> **TASK PROMPT**:
Report only the number of lines that contain the string "arrow" in the records below.

> **Data records**:
● ● ● ● ●

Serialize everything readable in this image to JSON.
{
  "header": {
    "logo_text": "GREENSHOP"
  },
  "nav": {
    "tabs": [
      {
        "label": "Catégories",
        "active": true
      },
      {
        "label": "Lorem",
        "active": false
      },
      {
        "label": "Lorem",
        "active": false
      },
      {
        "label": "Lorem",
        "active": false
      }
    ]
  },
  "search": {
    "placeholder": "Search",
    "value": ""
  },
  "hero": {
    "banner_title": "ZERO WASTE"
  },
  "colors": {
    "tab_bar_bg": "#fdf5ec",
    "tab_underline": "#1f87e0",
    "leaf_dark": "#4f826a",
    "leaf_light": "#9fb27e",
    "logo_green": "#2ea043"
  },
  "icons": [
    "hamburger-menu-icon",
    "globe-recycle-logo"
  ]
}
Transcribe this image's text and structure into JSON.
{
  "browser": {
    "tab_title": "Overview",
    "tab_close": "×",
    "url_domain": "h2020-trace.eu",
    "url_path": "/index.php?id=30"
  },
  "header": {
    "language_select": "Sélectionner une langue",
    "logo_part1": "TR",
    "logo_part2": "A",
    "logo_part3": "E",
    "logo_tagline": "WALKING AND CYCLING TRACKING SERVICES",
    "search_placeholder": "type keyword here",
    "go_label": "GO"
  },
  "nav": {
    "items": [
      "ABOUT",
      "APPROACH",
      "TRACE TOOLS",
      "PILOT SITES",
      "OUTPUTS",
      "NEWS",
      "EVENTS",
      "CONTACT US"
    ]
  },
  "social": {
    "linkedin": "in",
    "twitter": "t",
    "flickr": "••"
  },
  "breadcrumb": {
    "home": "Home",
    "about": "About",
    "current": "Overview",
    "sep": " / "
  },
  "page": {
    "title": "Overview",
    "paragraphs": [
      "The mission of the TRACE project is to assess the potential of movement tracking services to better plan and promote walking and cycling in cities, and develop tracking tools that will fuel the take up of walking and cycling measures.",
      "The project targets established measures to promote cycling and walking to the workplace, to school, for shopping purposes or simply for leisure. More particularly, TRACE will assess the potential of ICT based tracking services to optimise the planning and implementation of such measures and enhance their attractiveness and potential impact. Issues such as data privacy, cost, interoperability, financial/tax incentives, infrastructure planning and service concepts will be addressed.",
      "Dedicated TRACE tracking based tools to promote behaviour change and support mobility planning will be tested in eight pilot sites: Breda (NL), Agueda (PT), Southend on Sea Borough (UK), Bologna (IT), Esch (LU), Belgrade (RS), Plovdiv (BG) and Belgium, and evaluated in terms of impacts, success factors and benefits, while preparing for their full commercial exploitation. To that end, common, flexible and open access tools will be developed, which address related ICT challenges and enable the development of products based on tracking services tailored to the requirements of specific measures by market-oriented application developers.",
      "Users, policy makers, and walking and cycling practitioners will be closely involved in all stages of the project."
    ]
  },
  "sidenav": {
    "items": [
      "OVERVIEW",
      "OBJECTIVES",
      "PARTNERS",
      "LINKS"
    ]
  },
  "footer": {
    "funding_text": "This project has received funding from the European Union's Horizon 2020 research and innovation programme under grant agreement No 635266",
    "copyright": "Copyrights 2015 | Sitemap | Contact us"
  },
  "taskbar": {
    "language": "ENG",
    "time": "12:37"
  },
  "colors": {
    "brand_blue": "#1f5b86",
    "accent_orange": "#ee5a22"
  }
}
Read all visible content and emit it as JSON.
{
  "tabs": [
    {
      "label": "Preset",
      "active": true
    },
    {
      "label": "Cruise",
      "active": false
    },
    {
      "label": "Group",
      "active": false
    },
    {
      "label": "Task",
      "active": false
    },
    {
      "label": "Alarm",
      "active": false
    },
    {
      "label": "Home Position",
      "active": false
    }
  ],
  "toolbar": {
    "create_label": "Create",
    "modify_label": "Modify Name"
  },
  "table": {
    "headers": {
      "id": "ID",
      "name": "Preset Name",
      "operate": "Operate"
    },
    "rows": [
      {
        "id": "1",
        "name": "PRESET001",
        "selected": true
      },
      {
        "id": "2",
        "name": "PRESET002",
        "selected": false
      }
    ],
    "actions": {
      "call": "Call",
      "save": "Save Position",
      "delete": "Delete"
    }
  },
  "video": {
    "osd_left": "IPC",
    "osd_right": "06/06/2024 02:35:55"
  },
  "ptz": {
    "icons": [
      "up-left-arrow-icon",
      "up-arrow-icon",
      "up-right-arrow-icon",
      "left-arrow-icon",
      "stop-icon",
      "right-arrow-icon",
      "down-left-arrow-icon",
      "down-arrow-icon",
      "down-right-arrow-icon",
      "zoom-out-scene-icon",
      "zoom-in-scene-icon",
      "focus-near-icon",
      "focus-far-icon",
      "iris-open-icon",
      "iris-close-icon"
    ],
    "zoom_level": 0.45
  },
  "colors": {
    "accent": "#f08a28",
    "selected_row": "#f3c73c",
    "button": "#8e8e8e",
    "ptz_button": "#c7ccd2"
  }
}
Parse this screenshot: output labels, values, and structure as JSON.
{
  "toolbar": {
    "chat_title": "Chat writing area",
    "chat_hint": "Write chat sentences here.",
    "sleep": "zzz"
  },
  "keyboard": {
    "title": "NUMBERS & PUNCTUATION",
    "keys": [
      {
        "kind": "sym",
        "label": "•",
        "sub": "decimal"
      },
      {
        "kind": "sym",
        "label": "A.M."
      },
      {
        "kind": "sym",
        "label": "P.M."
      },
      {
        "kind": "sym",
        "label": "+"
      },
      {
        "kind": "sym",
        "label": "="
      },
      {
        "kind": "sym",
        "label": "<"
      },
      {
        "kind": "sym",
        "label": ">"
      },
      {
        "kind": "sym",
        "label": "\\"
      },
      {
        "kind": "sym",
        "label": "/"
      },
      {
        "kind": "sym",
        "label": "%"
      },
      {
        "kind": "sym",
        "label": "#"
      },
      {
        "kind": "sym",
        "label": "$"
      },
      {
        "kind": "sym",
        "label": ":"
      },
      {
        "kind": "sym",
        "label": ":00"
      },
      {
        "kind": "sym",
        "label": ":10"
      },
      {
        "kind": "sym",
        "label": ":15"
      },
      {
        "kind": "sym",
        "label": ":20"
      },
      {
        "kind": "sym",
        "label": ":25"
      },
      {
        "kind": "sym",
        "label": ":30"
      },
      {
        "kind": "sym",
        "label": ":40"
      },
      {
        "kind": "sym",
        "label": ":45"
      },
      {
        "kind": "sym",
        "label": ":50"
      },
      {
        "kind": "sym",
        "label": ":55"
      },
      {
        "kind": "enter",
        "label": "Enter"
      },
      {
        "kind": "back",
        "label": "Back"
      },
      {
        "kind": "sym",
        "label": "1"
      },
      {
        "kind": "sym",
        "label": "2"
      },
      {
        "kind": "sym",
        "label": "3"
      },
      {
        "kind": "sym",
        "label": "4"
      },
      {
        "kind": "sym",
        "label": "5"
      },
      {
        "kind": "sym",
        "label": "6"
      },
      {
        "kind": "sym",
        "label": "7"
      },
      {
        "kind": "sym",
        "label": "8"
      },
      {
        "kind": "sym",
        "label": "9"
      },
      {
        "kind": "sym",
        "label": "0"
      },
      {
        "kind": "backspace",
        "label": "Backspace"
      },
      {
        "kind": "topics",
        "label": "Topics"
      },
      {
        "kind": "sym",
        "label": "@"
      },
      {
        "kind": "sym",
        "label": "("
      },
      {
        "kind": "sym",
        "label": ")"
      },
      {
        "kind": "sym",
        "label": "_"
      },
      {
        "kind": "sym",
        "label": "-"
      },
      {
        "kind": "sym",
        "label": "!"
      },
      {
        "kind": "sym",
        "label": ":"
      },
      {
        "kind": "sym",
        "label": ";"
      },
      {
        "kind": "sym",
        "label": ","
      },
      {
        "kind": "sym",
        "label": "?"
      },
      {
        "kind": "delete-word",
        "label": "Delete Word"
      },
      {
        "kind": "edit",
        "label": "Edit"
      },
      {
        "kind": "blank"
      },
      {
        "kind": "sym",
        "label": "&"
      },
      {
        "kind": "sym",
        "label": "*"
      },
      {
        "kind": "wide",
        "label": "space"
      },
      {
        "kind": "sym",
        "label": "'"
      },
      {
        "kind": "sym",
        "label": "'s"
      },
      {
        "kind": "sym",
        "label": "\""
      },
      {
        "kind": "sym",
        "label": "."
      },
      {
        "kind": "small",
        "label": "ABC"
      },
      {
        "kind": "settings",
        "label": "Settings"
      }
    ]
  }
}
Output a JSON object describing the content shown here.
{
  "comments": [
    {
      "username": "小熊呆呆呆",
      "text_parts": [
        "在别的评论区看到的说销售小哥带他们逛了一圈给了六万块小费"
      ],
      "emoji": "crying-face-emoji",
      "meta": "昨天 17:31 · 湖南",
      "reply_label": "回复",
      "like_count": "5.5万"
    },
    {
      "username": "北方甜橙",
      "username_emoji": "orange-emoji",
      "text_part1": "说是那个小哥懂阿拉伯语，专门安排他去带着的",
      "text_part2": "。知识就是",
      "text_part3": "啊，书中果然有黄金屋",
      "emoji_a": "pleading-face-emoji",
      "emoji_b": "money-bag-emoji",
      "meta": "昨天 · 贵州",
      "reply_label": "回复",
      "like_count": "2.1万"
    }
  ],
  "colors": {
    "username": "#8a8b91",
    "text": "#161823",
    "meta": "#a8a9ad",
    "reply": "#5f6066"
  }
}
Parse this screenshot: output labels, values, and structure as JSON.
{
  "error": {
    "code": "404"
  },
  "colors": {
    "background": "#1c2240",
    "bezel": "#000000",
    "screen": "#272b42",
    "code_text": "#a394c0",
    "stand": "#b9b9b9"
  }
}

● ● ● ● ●

> **WRITTEN ANSWER**:
8